*** Opening of Information provided ***
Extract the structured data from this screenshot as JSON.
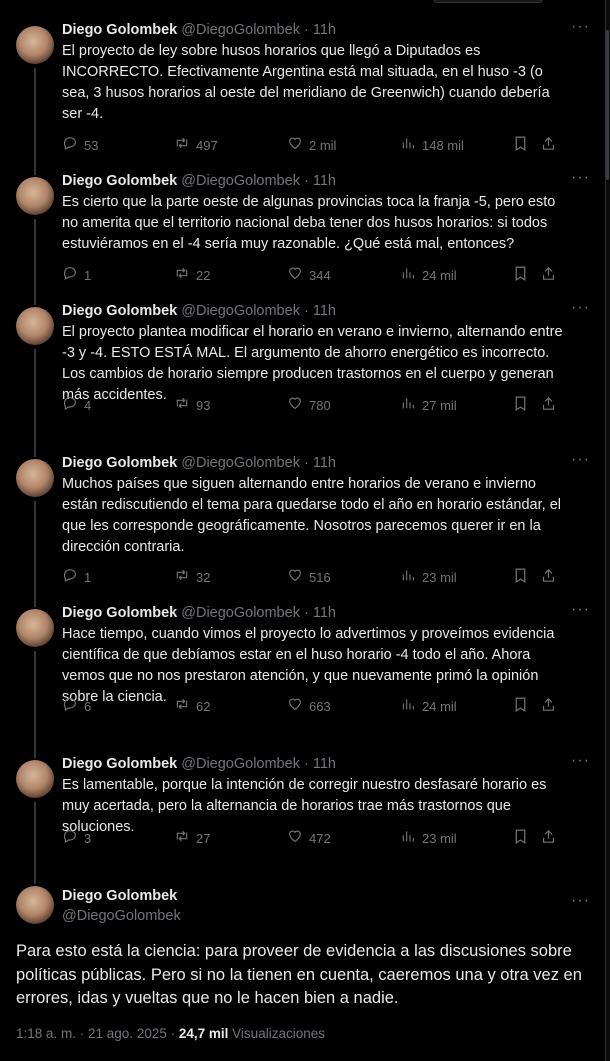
{
  "author": {
    "name": "Diego Golombek",
    "handle": "@DiegoGolombek"
  },
  "thread": [
    {
      "time": "11h",
      "text": "El proyecto de ley sobre husos horarios que llegó a Diputados es INCORRECTO. Efectivamente Argentina está mal situada, en el huso -3 (o sea, 3 husos horarios al oeste del meridiano de Greenwich) cuando debería ser -4.",
      "replies": "53",
      "reposts": "497",
      "likes": "2 mil",
      "views": "148 mil"
    },
    {
      "time": "11h",
      "text": "Es cierto que la parte oeste de algunas provincias toca la franja -5, pero esto no amerita que el territorio nacional deba tener dos husos horarios: si todos estuviéramos en el -4 sería muy razonable. ¿Qué está mal, entonces?",
      "replies": "1",
      "reposts": "22",
      "likes": "344",
      "views": "24 mil"
    },
    {
      "time": "11h",
      "text": "El proyecto plantea modificar el horario en verano e invierno, alternando entre -3 y -4. ESTO ESTÁ MAL. El argumento de ahorro energético es incorrecto. Los cambios de horario siempre producen trastornos en el cuerpo y generan más accidentes.",
      "replies": "4",
      "reposts": "93",
      "likes": "780",
      "views": "27 mil"
    },
    {
      "time": "11h",
      "text": "Muchos países que siguen alternando entre horarios de verano e invierno están rediscutiendo el tema para quedarse todo el año en horario estándar, el que les corresponde geográficamente. Nosotros parecemos querer ir en la dirección contraria.",
      "replies": "1",
      "reposts": "32",
      "likes": "516",
      "views": "23 mil"
    },
    {
      "time": "11h",
      "text": "Hace tiempo, cuando vimos el proyecto lo advertimos y proveímos evidencia científica de que debíamos estar en el huso horario -4 todo el año. Ahora vemos que no nos prestaron atención, y que nuevamente primó la opinión sobre la ciencia.",
      "replies": "6",
      "reposts": "62",
      "likes": "663",
      "views": "24 mil"
    },
    {
      "time": "11h",
      "text": "Es lamentable, porque la intención de corregir nuestro desfasaré horario es muy acertada, pero la alternancia de horarios trae más trastornos que soluciones.",
      "replies": "3",
      "reposts": "27",
      "likes": "472",
      "views": "23 mil"
    }
  ],
  "main_tweet": {
    "text": "Para esto está la ciencia: para proveer de evidencia a las discusiones sobre políticas públicas. Pero si no la tienen en cuenta, caeremos una y otra vez en errores, idas y vueltas que no le hacen bien a nadie.",
    "timestamp": "1:18 a. m. · 21 ago. 2025 ·",
    "views_count": "24,7 mil",
    "views_label": "Visualizaciones"
  },
  "ui": {
    "more_glyph": "···",
    "separator": "·"
  },
  "colors": {
    "background": "#000000",
    "text": "#e7e9ea",
    "muted": "#71767b",
    "thread_line": "#333639"
  },
  "icons": [
    "reply-icon",
    "repost-icon",
    "like-icon",
    "views-icon",
    "bookmark-icon",
    "share-icon",
    "more-icon"
  ]
}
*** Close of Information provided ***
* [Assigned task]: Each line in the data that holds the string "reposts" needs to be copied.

* [Task solution]:
      "reposts": "497",
      "reposts": "22",
      "reposts": "93",
      "reposts": "32",
      "reposts": "62",
      "reposts": "27",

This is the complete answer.